Ten years after Dish TV’s entry, DTH has become a force to reckon with. With over 40 million active subscribers (as of March 2013), it has grown tenfold from just 4 million customers six years ago. And it is no longer a rural phenomenon: 60 per cent of its subscribers are in the country’s top 20 cities. Its share of the total satellite (cable and DTH) homes has gone up from 23 per cent in 2009-10 to 30 per cent now. Industry analysts say that by 2017-18, it will control over 36 per cent of the total subscriber base. That is why private equity funds like India Opportunities Fund (which has invested in Tata Sky) and a whole host of others like KKR and Bain Capital (it is in talks with Airtel DTH) are keen to invest in the sector.
The reasonwhy they are bullish is that DTH is adding over 8.5 million subscribers a year, while cable is growing at a fourth of that number. The phenomenal growth is backed by huge investments: the seven DTH operators have together put in over $4 billion to make it happen. So, what explains the magic of DTH? Obviously, the key is its high-quality signal, especially for those consumers who were used to analog TV. Also, it has provided customers the choice to see what they want rather than being at the mercy of the cable operator.
Read more at Business Standard (http://www.business-standard.com/article/companies/dth-readies-for-final-assault-on-cable-business-113100101283_1.html)
Netflix has found a surprising ally as it tries to boost its subscriber base: cable operators. Firms that stand to be disrupted by Netflix’s distribution model are now working out deals to make the streaming service directly available through their own boxes.
Earlier this month Netflix inked a deal with U.K.-based Virgin Media to bring the streaming service to the cable operator’s 1.7 million subscribers who have TiVo set-top boxes. A similar deal was announced last week in Sweden with Com Hem, which is the country’s largest cable provider with almost 1.8 million subscribers.
While both deals still require viewers to purchase a Netflix subscription, they open the door for an increased cooperation between traditional cable operators and Internet-based streaming services. Users will now be able to seamlessly switch between watching cable and viewing content on demand via Netflix within the set-top-box interface.

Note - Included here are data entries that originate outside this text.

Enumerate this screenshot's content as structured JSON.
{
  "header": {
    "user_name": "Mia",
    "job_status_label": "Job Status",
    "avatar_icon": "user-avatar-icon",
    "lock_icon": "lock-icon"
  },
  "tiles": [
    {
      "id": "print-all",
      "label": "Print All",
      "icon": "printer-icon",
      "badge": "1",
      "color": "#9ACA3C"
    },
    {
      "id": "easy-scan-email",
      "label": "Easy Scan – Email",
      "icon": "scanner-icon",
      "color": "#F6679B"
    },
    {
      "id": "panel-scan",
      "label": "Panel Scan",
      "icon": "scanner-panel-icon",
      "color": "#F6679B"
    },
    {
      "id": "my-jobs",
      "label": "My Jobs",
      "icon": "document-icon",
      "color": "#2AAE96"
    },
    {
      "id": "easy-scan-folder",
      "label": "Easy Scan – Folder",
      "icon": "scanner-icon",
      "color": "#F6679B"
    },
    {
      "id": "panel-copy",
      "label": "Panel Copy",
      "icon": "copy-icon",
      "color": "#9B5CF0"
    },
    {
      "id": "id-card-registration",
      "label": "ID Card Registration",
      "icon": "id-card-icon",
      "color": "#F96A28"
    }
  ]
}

Currently, users typically have to switch between a cable box and other Netflix-enabled devices, like Roku gadgets or video-game consoles.
Read more at TIME: http://business.time.com/2013/10/01/netflix-is-coming-after-your-cable-box/